From the point of view of the government and policy makers, the study will equally provide them the opportunity to identify and reveal the challenges, failures and successes of previous agricultural policies and programmes on small scale agriculture while at the same time providing the needed guidance in the formulation of viable policies relevant to the political economy of the state and to the capacity of small scale farmers to increase their productivity and income.
Finally, this research work will also serve as a veritable aid to future researchers who may still be interested in furthering researches on the impact of the government agricultural programmes on small scale farmers either in any of the local government areas in Kogi State or Nigeria as a whole.
1.7 Scope and Limitation of the Study
This study covers the small scale farmers in Ibaji LGA of Kogi State of Nigeria. The state-owned agricultural development project is one of the programmes targeted at the small scale farmers for improved output, income and poverty reduction among the small scale farmers in the state. The Kogi State Agricultural Development Project (ADP) in Anyigba council ward of Ibaji LGA will be the focus for assessing the farmers across the 12 wards in the study area.
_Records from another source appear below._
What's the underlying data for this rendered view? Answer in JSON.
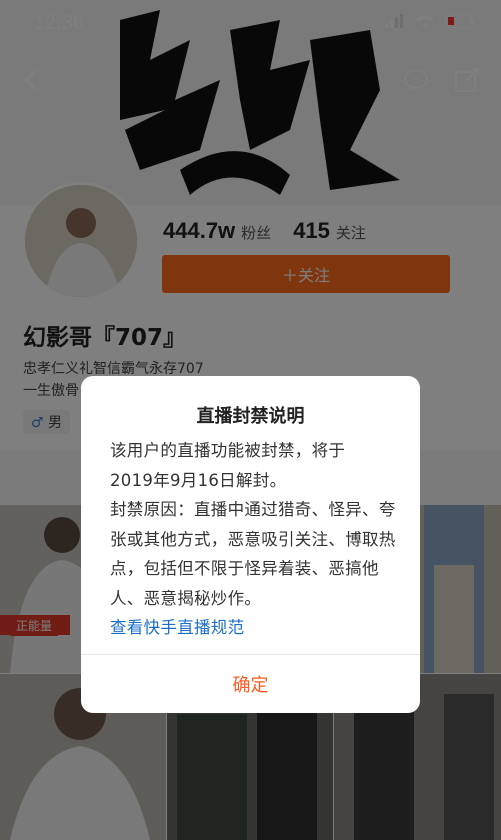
{
  "status_bar": {
    "time": "12:36"
  },
  "profile": {
    "fans_count": "444.7w",
    "fans_label": "粉丝",
    "following_count": "415",
    "following_label": "关注",
    "follow_button": "＋关注",
    "name": "幻影哥『707』",
    "bio_line1": "忠孝仁义礼智信霸气永存707",
    "bio_line2": "一生傲骨",
    "gender": "男"
  },
  "grid": {
    "tag_label": "正能量"
  },
  "dialog": {
    "title": "直播封禁说明",
    "body_line1": "该用户的直播功能被封禁，将于",
    "body_line2": "2019年9月16日解封。",
    "body_reason": "封禁原因：直播中通过猎奇、怪异、夸张或其他方式，恶意吸引关注、博取热点，包括但不限于怪异着装、恶搞他人、恶意揭秘炒作。",
    "link": "查看快手直播规范",
    "confirm": "确定"
  },
  "colors": {
    "accent": "#ff6a1a",
    "link": "#1b6fc9",
    "confirm": "#ff5a1f"
  }
}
It would have however covered a wider area but for limitations such as:
Finance: High cost of Search for relevant materials for the study if a wider area is included.
Time Frame: The pain and rigour of combating academic work with research under limited time. iii. Material Constraint: The limited availability of relevant materials for study. However, adequate measures, particularly judicious use of available resources. (Time, finance and literatures) are put in place to neutralize the effects of the problems of study.
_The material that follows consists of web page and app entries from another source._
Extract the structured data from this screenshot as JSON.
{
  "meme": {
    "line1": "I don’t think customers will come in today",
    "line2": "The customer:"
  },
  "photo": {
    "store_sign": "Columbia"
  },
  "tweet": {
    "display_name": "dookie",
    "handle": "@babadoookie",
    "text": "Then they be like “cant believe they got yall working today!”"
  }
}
1.8 Operational Definition of Terms
For the purpose of clarity and not quoting out of context, the following terms will be taken to mean:
Agriculture: Agriculture is the practice of cultivating lands, raising crops, rearing of both aquatic/non aquatic animals for production of commodities for food, clothing and shelter.
Agricultural Development: Agricultural Development is a reduction in poverty, rural transformation, employment generation, food security and improved national health profile of the citizenry through transforming the crude methods of agricultural production to a modernized or mechanized system.
Rural Areas: A rural area refers to the remote community of an area when compared to urban centers.
Poverty: Poverty refers to the conditions or situation of deprivation of not being able to meet the basic necessities of life for survival such as food, shelter and clothing.
Poverty Reduction: Poverty reduction is a strategy put in place by the state to create a conducive environment as well as providing opportunities for the people to have access to the basic needs of life or increase the disposable income needed to procure those needs.
1.9 Organization of the Study
This study will be organized into five chapters, beginning from chapter one which is the introduction. Chapter one has the background of the study which gives a detailed historical background of agricultural role in poverty reduction in Niger State. Thereafter, chapter two will follow, which is the literature review, which will do a thorough research of what other researchers have done on the study. Chapter three is the methodology; it covers the research design, while chapter four deals with the data presentation, analysis and discussion of findings. Chapter five will be a capstone brining the study to an end.